(Records for the exercise Opens)
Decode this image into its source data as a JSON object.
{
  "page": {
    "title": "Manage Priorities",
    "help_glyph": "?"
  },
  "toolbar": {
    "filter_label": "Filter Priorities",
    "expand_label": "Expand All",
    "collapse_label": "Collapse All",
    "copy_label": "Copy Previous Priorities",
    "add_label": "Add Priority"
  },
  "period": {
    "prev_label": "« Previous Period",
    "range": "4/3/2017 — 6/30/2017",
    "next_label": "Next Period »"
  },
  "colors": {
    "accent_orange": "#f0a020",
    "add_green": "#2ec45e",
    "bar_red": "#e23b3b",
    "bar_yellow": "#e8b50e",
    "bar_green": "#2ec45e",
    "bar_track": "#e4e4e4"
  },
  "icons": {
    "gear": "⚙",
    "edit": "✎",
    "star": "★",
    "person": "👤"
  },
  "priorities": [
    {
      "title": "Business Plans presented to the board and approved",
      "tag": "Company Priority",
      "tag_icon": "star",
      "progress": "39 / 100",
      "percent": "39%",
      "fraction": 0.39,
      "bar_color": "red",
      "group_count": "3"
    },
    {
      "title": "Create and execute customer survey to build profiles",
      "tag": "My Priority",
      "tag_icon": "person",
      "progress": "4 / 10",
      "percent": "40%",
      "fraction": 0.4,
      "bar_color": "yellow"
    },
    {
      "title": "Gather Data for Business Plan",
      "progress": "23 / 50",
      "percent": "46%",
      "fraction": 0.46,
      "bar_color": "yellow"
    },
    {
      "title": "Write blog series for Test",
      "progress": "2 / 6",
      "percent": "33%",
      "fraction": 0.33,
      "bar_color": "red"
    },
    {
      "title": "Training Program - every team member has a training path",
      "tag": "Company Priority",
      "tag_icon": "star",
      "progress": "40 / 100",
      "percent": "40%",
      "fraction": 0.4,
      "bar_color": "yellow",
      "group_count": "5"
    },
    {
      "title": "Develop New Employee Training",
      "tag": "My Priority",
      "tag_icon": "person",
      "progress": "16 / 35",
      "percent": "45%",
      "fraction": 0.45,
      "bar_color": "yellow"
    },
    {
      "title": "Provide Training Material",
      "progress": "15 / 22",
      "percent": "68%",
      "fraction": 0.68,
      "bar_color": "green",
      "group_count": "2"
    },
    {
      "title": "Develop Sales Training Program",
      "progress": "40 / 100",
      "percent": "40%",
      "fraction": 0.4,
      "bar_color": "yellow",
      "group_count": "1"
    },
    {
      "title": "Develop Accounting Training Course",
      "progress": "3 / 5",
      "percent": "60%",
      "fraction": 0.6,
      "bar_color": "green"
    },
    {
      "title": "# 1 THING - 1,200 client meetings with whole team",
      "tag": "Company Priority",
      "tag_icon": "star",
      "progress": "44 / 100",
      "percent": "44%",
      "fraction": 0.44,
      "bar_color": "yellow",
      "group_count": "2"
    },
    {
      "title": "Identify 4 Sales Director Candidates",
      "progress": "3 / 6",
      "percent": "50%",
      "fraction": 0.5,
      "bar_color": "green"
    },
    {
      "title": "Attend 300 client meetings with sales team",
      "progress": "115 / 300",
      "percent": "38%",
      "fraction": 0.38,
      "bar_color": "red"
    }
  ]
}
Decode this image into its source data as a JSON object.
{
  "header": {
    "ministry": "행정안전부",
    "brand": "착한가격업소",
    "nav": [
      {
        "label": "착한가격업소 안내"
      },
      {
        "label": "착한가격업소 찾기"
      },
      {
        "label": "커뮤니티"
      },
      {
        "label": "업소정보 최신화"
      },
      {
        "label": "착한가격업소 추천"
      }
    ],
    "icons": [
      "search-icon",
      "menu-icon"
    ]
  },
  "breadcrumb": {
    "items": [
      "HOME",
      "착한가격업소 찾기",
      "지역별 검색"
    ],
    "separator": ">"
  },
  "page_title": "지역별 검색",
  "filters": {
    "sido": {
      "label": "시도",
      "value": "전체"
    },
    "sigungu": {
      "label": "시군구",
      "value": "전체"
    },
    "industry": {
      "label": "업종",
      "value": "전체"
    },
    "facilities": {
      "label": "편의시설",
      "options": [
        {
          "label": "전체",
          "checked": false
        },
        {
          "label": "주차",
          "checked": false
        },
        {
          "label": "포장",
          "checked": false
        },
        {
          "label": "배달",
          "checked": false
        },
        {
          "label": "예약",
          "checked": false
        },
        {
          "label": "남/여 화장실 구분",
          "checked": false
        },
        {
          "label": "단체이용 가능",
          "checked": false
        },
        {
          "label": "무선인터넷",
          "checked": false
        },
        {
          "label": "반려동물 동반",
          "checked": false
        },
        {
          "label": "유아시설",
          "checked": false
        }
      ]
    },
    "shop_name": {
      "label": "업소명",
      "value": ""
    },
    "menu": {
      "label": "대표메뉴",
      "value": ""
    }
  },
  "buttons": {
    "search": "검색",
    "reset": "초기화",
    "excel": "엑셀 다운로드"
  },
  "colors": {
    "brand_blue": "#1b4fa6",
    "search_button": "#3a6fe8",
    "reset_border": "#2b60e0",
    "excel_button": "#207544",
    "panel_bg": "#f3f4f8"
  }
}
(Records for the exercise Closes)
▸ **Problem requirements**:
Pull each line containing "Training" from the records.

▸ **Answer space**:
      "title": "Training Program - every team member has a training path",
      "title": "Develop New Employee Training",
      "title": "Provide Training Material",
      "title": "Develop Sales Training Program",
      "title": "Develop Accounting Training Course",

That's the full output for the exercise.